All I know is that here in Washington we have upwards of one sixth of our population – a million plus – citizens who are either not covered by an insurance plan of any kind or underinsured. Our insurance commissioner breaks that down to about 11,300 uninsured who are under age 65 in Mason County alone, about 74 percent of whom would benefit from the Affordable Care Act.
What this has meant is that hospital emergency rooms like the one at Mason General have had to double as the primary care centers for the uninsured. And the chances of a hospital getting repaid for emergency treatment has been pretty slim, which of course strains the entire medical system. The costs for caring for the uninsured and underinsured are passed right back to the insured in the form of higher insurance premiums and increased medical costs over all.
The Affordable Care Act, ACA, Obamacare, or whatever you want to call it, is expected to provide relief by spreading insurance coverage to everyone – including low-income and lower-middle class income – through the expansion of Medicaid and by providing access to a wider insurance pool through the Health Benefits Exchange, which will allow families and individuals one-stop, online shopping to select from a number of available plans.
If all goes as planned those the majority of the underinsured living in Mason County should be covered by 2014. All this will have the double benefit of reducing the load of non-urgent care on the emergency room and improving the quality of health care for those who need it the most. I don’t wish to get too much into the weeds of this stuff but it is all very consistent with the five strategies Governor Chris Gregoire laid out several years ago as her priorities for improving our state’s health care system.

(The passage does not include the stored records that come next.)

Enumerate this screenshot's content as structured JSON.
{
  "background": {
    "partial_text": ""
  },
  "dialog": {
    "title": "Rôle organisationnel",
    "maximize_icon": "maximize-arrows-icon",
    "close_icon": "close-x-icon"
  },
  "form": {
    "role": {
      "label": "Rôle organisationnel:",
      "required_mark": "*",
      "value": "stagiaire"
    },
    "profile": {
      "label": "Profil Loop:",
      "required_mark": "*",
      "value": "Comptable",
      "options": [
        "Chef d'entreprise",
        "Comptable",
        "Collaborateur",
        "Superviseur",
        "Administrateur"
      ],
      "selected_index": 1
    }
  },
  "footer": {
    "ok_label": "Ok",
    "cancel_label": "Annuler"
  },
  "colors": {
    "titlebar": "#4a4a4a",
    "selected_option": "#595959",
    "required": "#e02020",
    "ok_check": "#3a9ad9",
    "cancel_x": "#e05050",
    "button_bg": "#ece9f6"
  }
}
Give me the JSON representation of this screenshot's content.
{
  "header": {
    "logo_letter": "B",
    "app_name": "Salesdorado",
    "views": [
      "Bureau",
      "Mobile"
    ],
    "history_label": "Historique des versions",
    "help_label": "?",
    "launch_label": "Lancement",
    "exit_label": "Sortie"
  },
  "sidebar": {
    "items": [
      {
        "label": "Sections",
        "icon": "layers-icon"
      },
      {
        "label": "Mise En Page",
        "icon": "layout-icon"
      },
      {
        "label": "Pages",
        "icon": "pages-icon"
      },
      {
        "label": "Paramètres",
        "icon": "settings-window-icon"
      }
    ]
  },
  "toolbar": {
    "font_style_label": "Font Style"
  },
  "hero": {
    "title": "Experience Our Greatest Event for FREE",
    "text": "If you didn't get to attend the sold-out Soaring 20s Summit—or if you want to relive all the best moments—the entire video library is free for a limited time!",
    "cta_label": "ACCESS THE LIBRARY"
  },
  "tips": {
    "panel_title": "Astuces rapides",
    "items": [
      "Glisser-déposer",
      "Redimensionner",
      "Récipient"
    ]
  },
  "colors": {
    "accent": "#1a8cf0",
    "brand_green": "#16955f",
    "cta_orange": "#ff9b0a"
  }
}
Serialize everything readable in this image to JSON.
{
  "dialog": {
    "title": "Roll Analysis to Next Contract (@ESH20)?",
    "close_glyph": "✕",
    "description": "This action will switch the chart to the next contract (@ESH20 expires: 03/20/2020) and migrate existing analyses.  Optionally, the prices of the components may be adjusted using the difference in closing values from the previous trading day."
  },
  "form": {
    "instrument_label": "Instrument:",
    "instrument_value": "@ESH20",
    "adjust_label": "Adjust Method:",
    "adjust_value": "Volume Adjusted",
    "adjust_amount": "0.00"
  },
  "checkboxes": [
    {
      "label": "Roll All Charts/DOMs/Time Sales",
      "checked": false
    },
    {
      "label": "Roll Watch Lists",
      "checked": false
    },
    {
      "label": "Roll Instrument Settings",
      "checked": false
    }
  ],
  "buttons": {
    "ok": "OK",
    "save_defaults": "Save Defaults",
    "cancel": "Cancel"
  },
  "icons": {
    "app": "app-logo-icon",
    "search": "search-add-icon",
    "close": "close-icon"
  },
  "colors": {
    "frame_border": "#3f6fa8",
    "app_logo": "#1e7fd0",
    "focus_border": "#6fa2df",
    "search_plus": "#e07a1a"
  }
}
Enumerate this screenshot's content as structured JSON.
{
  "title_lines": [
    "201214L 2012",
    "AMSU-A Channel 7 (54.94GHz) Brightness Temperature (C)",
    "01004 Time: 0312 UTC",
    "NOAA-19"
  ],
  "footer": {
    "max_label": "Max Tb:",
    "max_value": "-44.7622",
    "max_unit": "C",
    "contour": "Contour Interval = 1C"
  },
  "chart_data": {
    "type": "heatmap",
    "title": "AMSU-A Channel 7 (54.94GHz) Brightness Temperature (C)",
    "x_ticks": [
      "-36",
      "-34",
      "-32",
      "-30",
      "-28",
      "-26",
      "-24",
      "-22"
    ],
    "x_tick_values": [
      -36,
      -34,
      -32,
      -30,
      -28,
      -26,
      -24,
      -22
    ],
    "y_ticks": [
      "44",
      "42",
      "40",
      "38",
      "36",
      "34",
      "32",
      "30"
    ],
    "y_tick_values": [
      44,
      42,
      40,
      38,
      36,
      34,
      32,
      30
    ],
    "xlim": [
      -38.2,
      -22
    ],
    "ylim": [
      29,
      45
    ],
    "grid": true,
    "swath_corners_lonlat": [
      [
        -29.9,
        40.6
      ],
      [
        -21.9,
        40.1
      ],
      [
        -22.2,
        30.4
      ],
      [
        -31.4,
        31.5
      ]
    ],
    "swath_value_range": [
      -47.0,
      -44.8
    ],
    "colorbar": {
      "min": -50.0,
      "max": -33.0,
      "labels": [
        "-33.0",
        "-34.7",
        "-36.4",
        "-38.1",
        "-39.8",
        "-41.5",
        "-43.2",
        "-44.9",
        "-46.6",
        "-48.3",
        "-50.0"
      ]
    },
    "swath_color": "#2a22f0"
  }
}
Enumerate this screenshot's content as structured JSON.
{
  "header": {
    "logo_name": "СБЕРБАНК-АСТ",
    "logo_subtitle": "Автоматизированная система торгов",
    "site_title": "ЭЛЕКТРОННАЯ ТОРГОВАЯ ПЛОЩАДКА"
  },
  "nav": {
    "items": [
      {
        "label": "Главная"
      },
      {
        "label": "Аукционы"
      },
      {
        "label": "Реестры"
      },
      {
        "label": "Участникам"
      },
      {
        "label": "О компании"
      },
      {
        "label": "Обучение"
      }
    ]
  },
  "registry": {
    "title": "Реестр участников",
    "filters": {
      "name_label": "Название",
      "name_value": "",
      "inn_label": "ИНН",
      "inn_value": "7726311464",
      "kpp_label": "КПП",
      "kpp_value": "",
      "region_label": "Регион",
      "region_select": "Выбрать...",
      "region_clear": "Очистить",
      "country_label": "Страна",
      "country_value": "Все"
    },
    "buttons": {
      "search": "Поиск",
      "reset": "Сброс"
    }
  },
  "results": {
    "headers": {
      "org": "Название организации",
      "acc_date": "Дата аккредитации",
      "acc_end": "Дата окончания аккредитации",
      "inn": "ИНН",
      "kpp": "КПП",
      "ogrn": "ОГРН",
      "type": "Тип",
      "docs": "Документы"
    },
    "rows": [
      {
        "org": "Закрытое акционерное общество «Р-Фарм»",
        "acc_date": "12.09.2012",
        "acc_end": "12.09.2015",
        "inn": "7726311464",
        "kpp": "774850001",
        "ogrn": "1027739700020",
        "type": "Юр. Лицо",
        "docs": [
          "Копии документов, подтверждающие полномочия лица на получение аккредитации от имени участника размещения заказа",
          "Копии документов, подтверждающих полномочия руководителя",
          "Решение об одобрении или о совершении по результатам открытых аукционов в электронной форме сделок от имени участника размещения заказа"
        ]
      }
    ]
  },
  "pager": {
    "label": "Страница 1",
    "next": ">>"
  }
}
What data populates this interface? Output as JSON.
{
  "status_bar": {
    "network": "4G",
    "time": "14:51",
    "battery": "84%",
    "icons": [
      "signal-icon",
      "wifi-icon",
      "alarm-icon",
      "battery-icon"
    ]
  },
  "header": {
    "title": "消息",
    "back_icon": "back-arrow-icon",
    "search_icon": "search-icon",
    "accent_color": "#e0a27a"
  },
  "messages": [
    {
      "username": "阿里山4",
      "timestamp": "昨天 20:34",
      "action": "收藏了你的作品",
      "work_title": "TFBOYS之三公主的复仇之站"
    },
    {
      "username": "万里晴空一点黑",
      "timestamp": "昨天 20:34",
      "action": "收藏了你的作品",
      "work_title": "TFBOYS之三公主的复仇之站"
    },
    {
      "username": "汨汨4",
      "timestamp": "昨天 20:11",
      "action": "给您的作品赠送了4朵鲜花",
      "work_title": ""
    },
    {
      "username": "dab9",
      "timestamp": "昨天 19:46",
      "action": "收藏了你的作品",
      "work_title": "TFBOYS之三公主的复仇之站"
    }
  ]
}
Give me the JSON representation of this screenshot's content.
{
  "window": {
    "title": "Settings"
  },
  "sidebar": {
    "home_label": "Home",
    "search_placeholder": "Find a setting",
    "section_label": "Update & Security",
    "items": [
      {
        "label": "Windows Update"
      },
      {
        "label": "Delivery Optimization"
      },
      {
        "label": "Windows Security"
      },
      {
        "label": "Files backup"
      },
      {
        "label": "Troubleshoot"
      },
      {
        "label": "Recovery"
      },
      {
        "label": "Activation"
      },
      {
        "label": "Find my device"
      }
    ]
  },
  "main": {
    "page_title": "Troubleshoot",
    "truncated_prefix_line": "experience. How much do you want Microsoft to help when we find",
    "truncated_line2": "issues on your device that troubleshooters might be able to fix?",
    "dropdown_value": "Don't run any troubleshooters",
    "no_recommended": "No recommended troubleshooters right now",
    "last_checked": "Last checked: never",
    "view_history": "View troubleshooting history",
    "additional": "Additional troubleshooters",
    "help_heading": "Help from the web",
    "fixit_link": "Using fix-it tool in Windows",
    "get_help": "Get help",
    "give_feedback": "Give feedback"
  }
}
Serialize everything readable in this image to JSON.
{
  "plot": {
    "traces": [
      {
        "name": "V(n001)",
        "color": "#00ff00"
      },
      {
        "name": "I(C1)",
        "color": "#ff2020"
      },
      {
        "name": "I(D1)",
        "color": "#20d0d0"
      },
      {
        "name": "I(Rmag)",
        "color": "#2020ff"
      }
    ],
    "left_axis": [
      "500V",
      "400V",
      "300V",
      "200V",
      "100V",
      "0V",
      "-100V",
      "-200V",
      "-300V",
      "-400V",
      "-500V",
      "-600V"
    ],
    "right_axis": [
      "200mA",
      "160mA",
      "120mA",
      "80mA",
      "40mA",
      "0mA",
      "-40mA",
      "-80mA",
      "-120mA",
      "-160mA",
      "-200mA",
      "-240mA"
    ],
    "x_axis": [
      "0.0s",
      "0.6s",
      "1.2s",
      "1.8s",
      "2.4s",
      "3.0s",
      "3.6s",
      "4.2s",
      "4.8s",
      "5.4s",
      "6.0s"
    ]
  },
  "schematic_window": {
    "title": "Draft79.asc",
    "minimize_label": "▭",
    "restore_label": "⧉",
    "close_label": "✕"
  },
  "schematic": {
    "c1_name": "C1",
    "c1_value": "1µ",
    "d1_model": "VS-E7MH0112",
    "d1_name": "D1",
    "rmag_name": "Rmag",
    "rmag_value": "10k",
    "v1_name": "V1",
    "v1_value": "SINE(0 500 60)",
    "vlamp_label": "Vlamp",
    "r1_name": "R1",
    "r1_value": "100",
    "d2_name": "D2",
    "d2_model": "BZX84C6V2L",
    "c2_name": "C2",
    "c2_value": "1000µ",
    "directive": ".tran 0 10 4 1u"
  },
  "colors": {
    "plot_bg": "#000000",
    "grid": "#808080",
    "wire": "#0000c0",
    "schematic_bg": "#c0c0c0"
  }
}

Mason General treats those who have been sick and injured and, as I mentioned, has also been there for preventative care. As we all know prevention is the best method of keeping our costs down. Prevention is key to building healthy communities, especially when it comes to substance abuse and addictions, childhood and adult obesity, accidents caused by impaired driving and other things we can all do to keep ourselves healthy and strong.
I am happy that my hospital – Mason General – is here today to provide my family and me with the most modern care available anywhere and, if necessary, is well equipped to send us up to the next level of trauma care by aid car or helicopter, should the need arise. We hope that doesn’t happen, to someone in my family or yours, but if it does we know we are in good hands.
The addition of the new surgical wing and the improvements in phase two will make a great hospital an even greater one.
If we continue working together as we have here in Mason County there is no reason why we cannot achieve all of our dreams, whether they have to do with health care, the economy, a high quality of living and more. What we are celebrating today proves that it can be done!Today is a great day for Mason General, for Shelton, for Mason County and for our entire region. Again, my heartiest congratulations to everyone for making this day possible. Thank you.